:: TASK REQUIREMENTS ::
Please output the listing below character for character and omit the images.

:: MATERIAL SHOWN ::
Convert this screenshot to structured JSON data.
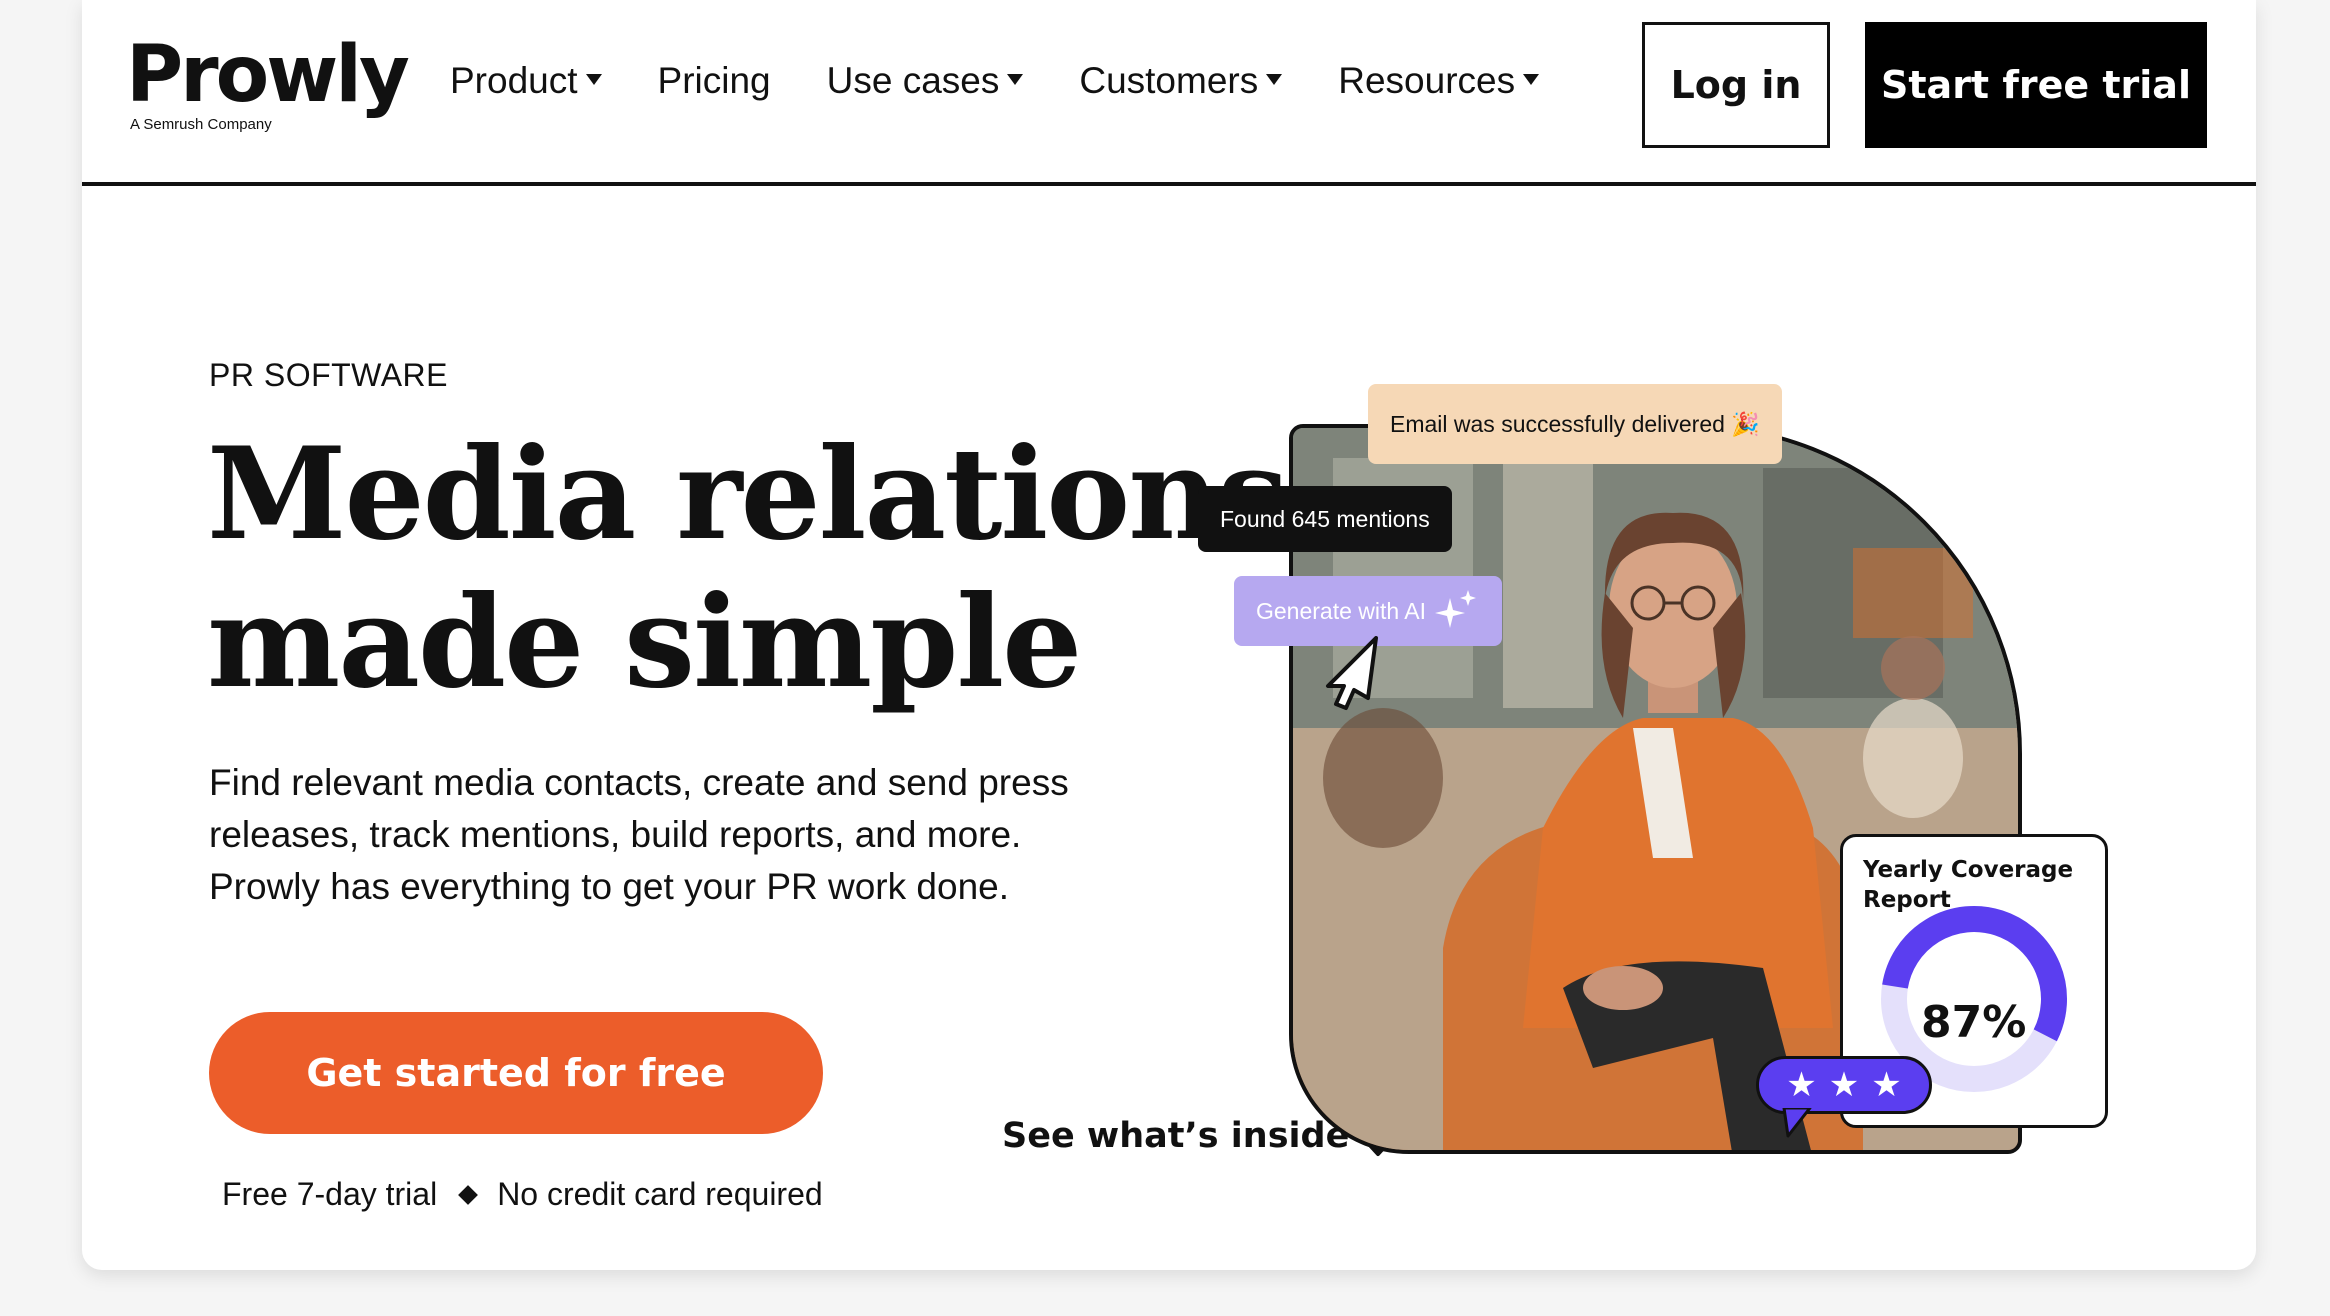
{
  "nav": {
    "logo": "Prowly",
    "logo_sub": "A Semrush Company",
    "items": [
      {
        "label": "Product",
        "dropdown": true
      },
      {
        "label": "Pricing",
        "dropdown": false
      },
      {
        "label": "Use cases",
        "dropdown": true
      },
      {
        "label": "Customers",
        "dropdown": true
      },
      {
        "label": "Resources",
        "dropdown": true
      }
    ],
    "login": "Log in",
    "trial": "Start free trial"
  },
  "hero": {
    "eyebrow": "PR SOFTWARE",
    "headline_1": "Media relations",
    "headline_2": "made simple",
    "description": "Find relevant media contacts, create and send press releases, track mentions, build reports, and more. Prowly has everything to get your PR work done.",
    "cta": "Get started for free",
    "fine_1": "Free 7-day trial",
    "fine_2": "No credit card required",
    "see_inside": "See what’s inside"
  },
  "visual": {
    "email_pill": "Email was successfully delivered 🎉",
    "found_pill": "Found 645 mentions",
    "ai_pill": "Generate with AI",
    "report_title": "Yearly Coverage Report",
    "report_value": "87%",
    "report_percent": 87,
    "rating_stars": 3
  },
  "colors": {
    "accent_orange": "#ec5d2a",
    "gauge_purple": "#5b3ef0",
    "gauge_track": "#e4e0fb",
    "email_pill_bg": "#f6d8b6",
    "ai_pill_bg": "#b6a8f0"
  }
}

:: RESPONSE BELOW ::
Convert this screenshot to structured JSON data.
{
  "nav": {
    "logo": "Prowly",
    "logo_sub": "A Semrush Company",
    "items": [
      {
        "label": "Product",
        "dropdown": true
      },
      {
        "label": "Pricing",
        "dropdown": false
      },
      {
        "label": "Use cases",
        "dropdown": true
      },
      {
        "label": "Customers",
        "dropdown": true
      },
      {
        "label": "Resources",
        "dropdown": true
      }
    ],
    "login": "Log in",
    "trial": "Start free trial"
  },
  "hero": {
    "eyebrow": "PR SOFTWARE",
    "headline_1": "Media relations",
    "headline_2": "made simple",
    "description": "Find relevant media contacts, create and send press releases, track mentions, build reports, and more. Prowly has everything to get your PR work done.",
    "cta": "Get started for free",
    "fine_1": "Free 7-day trial",
    "fine_2": "No credit card required",
    "see_inside": "See what’s inside"
  },
  "visual": {
    "email_pill": "Email was successfully delivered 🎉",
    "found_pill": "Found 645 mentions",
    "ai_pill": "Generate with AI",
    "report_title": "Yearly Coverage Report",
    "report_value": "87%",
    "report_percent": 87,
    "rating_stars": 3
  },
  "colors": {
    "accent_orange": "#ec5d2a",
    "gauge_purple": "#5b3ef0",
    "gauge_track": "#e4e0fb",
    "email_pill_bg": "#f6d8b6",
    "ai_pill_bg": "#b6a8f0"
  }
}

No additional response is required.